Later, Galavant manages to bro-out with King Richard after gossiping with him about Madalena and her hideous feet, and the two put on a drunken number about their super-stealthy mission to kill Kingsley so Richard won’t have to fight Gareth to the death (he optioned himself for the battle, heroically, stupidly) and Galavant and his crew can go free. Of course, they fail spectacularly, and now both of them end up in the dungeon. Remember last week when I said the show managed to not feel stagnant, and in fact grew a bit, in the dingy underworld? Two episodes later, and that stagnation has seeped in.

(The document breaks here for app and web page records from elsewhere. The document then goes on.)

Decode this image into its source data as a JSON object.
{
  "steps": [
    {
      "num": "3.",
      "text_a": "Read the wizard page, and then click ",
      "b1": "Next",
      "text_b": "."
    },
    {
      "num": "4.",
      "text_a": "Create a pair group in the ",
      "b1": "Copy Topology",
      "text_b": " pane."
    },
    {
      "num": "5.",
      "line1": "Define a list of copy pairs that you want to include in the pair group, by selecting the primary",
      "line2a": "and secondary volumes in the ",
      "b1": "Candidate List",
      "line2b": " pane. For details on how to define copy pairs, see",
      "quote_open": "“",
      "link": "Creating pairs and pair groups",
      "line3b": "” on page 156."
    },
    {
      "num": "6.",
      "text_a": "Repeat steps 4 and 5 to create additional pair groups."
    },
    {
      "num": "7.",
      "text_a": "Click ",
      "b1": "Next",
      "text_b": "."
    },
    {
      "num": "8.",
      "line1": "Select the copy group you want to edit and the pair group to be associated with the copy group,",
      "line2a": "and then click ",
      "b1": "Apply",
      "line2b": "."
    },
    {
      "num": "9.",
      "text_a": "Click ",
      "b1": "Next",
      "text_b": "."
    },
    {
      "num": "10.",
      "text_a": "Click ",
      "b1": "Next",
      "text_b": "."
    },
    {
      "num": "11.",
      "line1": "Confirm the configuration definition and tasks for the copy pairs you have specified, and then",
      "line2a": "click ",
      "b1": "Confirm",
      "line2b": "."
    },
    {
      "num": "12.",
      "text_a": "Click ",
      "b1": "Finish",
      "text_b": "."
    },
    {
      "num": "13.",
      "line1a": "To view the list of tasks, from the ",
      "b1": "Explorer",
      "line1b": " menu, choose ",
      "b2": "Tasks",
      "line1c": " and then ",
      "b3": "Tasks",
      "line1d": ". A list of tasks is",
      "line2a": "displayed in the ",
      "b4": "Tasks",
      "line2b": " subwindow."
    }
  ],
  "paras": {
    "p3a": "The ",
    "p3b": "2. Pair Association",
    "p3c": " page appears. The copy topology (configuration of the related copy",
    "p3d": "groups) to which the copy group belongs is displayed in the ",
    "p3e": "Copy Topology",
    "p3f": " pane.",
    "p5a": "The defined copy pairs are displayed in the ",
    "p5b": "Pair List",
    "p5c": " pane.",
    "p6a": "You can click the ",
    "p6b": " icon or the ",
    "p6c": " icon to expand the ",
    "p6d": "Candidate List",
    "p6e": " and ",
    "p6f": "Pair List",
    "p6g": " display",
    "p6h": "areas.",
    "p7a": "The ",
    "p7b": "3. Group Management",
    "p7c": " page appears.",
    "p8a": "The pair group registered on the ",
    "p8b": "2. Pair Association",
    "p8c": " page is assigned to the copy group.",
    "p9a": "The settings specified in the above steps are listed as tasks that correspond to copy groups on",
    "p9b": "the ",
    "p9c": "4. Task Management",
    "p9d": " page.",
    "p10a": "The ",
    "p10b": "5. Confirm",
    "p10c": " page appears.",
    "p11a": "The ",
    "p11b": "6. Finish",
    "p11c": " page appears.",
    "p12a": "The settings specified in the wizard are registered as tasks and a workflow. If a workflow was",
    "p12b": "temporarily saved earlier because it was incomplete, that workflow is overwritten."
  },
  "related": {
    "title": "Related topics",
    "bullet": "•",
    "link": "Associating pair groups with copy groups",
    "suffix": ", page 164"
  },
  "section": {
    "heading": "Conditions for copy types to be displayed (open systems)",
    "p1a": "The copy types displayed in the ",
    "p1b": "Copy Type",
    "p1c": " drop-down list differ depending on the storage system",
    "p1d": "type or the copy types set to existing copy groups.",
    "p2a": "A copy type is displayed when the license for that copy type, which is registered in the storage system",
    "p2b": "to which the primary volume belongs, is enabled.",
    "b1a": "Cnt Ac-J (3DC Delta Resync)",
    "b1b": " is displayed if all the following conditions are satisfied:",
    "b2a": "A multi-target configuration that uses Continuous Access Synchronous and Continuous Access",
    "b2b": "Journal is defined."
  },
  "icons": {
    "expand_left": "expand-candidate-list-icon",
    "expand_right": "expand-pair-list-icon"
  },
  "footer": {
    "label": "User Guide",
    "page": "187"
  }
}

There’s some fun to be had during that drunk bender in the episode’s middle, though. Especially when Gal glances over at Isabella’s “mommy” and notes, “I’m so excited about Isabella getting older. Way to keep it iron tight.” Otherwise, the jokes are more hit-and-miss, the songs more forced, the humor not as fast-paced, and even the characters feel ready to get on with it all once the final two minutes finally kick everyone out of jail.
There’s some decent teases left in those final moments, though, in terms of character disruptions and geographical displacements amongst them, but the show seems all too ready to keep going – giving none of its main characters a tidy season-ending bow – without any hint from the network as to whether or not another season will happen. Galavant and Richard are sailing with the pirates, Isabella and most everyone else retreats to her cousin’s, and Magdalena perhaps most notably kills Kingsley and names Gareth in his stead.
The good Jester sings us out, of course – “Will Gareth and the queen/Rule the entire scene/Will all the singing/Kill our Nielsen ratings?” – reminding you of the show at its meta-humor best, but it doesn’t quite wipe the preceding hour from memory, either. Galavant, even in its weakest final hour, is still easy to love. The final two episodes aren’t so bad as to taint everything that came before, and though it dumps its best villain (Magdalena) for a lesser one (Kingsley) and repeatedly stumbles on story and musical numbers, a 6/8 episode batting average ain’t so bad. Especially for a show as delightfully experimental as this.
“Sid, the peasants, our entire crew/Will they be back for season two?” I’m not sure, but Galavant provided me with enough emphatically zany moments on a such a dreary modern TV landscape that even though it somewhat fizzled out in the end, I’ll be more than happy to tune in again next time on Gaaaalaaaavaaaant.
Sorry, I had to at least once.